::: DATA FOR PROCESSING
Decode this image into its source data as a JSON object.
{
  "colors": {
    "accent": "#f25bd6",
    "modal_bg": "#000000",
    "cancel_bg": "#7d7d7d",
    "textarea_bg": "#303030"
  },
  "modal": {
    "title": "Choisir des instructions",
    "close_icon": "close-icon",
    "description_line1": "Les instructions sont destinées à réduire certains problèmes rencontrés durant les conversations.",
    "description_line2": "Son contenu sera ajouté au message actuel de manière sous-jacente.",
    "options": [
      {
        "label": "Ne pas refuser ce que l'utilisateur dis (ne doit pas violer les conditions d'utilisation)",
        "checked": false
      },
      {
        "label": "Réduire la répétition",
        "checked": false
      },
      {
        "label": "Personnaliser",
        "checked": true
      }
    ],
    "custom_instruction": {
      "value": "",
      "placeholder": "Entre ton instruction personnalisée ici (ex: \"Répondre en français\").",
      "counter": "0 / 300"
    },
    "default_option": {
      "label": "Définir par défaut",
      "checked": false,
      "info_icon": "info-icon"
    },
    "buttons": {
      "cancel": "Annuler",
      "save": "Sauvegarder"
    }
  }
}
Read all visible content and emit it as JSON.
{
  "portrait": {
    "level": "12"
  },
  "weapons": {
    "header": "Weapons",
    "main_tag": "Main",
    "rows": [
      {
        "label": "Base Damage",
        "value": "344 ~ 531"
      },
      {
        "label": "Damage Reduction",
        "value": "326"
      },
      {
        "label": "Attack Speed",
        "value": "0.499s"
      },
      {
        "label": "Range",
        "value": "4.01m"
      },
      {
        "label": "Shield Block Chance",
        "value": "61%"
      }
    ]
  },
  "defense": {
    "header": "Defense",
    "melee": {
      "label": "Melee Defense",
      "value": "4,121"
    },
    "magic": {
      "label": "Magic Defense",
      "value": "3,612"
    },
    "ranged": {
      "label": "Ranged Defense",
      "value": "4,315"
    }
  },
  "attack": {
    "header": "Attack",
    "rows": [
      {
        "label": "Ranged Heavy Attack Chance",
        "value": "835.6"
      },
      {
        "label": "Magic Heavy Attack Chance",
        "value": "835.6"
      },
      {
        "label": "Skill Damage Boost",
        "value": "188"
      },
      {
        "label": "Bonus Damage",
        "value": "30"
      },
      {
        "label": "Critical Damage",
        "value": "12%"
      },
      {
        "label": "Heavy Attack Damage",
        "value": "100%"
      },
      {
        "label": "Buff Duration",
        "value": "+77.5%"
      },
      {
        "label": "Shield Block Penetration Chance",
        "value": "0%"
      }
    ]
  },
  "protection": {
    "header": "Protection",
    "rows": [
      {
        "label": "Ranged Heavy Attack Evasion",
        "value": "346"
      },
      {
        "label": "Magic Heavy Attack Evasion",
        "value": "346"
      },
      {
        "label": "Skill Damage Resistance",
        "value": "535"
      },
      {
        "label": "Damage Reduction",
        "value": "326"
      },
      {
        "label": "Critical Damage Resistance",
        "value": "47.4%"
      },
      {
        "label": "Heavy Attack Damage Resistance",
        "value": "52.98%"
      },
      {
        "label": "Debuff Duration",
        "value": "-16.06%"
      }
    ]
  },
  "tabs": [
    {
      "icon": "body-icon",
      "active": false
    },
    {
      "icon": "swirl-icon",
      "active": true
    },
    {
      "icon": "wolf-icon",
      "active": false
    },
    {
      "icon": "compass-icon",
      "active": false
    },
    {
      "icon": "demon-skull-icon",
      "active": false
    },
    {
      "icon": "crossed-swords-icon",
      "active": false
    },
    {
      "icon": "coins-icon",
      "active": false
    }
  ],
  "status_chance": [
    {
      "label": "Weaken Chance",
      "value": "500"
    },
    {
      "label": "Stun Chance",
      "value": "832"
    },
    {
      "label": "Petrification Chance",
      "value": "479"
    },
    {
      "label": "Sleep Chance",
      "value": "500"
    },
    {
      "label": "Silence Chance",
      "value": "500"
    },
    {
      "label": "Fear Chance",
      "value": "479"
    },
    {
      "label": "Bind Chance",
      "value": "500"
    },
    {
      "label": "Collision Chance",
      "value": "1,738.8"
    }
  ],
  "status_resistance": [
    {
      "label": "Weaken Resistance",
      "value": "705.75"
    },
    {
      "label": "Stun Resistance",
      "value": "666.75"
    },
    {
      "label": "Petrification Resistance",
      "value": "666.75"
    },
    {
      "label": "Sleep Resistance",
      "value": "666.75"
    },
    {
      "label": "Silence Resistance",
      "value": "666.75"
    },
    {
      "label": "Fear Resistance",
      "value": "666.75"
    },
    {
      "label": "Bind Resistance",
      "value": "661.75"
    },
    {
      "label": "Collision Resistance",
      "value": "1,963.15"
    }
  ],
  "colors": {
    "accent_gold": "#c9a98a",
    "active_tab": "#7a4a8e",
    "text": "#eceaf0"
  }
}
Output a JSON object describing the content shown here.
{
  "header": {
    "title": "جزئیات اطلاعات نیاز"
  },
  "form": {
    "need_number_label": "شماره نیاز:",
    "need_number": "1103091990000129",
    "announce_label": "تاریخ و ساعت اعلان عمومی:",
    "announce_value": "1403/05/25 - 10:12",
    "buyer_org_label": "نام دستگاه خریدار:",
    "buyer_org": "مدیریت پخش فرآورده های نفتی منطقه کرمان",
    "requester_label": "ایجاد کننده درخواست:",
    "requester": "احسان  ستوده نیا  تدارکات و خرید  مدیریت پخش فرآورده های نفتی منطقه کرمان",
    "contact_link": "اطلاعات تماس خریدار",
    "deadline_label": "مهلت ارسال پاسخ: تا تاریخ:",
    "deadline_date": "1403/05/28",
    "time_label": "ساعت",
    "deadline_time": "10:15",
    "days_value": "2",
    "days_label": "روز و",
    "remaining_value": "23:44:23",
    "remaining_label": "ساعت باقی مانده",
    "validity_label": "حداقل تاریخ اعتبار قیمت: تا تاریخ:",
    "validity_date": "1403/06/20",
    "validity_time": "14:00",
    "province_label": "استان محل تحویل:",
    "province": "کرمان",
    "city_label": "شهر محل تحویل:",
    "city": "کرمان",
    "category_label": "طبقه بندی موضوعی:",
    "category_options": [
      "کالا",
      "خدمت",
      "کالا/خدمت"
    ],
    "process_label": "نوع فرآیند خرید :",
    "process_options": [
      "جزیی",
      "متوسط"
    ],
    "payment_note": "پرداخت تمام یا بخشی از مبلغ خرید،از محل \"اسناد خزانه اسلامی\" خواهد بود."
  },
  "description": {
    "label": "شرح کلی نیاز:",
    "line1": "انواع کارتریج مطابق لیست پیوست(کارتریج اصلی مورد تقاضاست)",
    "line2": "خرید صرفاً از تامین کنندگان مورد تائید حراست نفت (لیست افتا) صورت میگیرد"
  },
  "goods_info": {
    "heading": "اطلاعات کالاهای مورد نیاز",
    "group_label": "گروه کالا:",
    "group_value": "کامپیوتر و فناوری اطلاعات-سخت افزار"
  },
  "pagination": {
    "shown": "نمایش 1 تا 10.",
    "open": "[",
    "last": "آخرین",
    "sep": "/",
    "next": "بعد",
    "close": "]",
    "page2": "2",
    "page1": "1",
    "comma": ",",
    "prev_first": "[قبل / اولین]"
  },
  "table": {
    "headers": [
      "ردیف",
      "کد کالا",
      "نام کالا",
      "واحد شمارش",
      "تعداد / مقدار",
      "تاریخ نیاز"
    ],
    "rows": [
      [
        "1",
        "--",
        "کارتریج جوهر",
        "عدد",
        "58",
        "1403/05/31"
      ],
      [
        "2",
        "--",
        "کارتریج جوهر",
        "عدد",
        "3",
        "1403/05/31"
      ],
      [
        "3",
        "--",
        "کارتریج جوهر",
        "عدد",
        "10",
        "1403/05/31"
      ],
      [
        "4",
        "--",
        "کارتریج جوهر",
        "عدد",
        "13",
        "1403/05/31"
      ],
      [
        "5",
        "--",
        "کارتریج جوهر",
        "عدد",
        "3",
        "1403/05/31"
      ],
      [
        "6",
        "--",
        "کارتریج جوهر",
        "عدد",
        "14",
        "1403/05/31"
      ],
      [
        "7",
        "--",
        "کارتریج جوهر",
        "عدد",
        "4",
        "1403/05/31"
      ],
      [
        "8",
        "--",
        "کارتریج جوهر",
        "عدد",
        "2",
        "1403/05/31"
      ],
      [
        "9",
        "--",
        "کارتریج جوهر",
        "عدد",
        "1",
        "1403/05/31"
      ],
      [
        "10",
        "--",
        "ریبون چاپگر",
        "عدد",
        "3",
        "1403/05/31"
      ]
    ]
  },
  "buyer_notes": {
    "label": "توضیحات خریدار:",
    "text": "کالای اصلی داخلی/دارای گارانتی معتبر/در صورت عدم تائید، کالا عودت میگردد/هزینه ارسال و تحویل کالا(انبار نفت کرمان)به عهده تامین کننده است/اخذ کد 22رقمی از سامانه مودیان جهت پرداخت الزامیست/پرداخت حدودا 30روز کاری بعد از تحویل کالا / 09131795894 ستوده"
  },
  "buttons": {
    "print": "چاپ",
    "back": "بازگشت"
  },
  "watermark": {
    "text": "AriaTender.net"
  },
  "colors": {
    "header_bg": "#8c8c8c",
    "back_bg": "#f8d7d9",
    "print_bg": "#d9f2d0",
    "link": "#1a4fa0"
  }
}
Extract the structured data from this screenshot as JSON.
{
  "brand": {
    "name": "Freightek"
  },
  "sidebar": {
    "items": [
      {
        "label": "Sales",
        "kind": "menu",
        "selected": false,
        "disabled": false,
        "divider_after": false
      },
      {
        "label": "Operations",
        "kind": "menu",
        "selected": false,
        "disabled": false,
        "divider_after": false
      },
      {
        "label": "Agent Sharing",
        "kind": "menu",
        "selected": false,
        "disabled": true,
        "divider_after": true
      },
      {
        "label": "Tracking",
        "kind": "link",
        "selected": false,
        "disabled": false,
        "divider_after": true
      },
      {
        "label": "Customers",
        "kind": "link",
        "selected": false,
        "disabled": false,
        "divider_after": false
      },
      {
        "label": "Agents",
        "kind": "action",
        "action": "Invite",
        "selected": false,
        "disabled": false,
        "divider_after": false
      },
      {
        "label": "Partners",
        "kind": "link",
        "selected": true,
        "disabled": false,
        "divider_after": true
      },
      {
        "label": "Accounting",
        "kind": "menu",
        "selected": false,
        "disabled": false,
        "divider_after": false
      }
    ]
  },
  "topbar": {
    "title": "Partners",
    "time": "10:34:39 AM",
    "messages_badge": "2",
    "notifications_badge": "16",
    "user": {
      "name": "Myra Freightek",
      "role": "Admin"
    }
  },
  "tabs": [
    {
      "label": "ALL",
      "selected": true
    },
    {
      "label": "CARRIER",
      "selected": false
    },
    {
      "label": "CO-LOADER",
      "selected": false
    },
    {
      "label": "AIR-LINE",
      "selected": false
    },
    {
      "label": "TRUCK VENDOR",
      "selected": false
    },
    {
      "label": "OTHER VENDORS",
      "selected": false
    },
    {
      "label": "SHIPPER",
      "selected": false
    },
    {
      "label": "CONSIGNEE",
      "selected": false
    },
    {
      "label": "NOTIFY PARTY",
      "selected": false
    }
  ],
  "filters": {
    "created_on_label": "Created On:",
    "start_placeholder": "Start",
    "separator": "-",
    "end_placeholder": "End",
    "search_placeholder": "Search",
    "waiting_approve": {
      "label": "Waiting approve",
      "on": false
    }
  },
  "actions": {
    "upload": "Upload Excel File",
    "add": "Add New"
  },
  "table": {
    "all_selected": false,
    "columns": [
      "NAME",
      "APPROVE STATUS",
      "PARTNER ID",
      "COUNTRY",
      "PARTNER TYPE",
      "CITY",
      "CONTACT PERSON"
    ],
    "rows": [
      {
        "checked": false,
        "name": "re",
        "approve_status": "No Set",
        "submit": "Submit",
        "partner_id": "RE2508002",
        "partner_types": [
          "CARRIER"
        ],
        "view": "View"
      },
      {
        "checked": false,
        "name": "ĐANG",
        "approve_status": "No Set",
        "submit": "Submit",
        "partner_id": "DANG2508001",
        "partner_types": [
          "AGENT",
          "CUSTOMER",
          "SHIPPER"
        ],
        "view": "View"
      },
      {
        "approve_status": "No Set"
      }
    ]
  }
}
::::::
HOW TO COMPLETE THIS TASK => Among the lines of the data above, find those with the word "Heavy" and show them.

RESPONSE BOX =>
        "label": "Ranged Heavy Attack Chance",
        "label": "Magic Heavy Attack Chance",
        "label": "Heavy Attack Damage",
        "label": "Ranged Heavy Attack Evasion",
        "label": "Magic Heavy Attack Evasion",
        "label": "Heavy Attack Damage Resistance",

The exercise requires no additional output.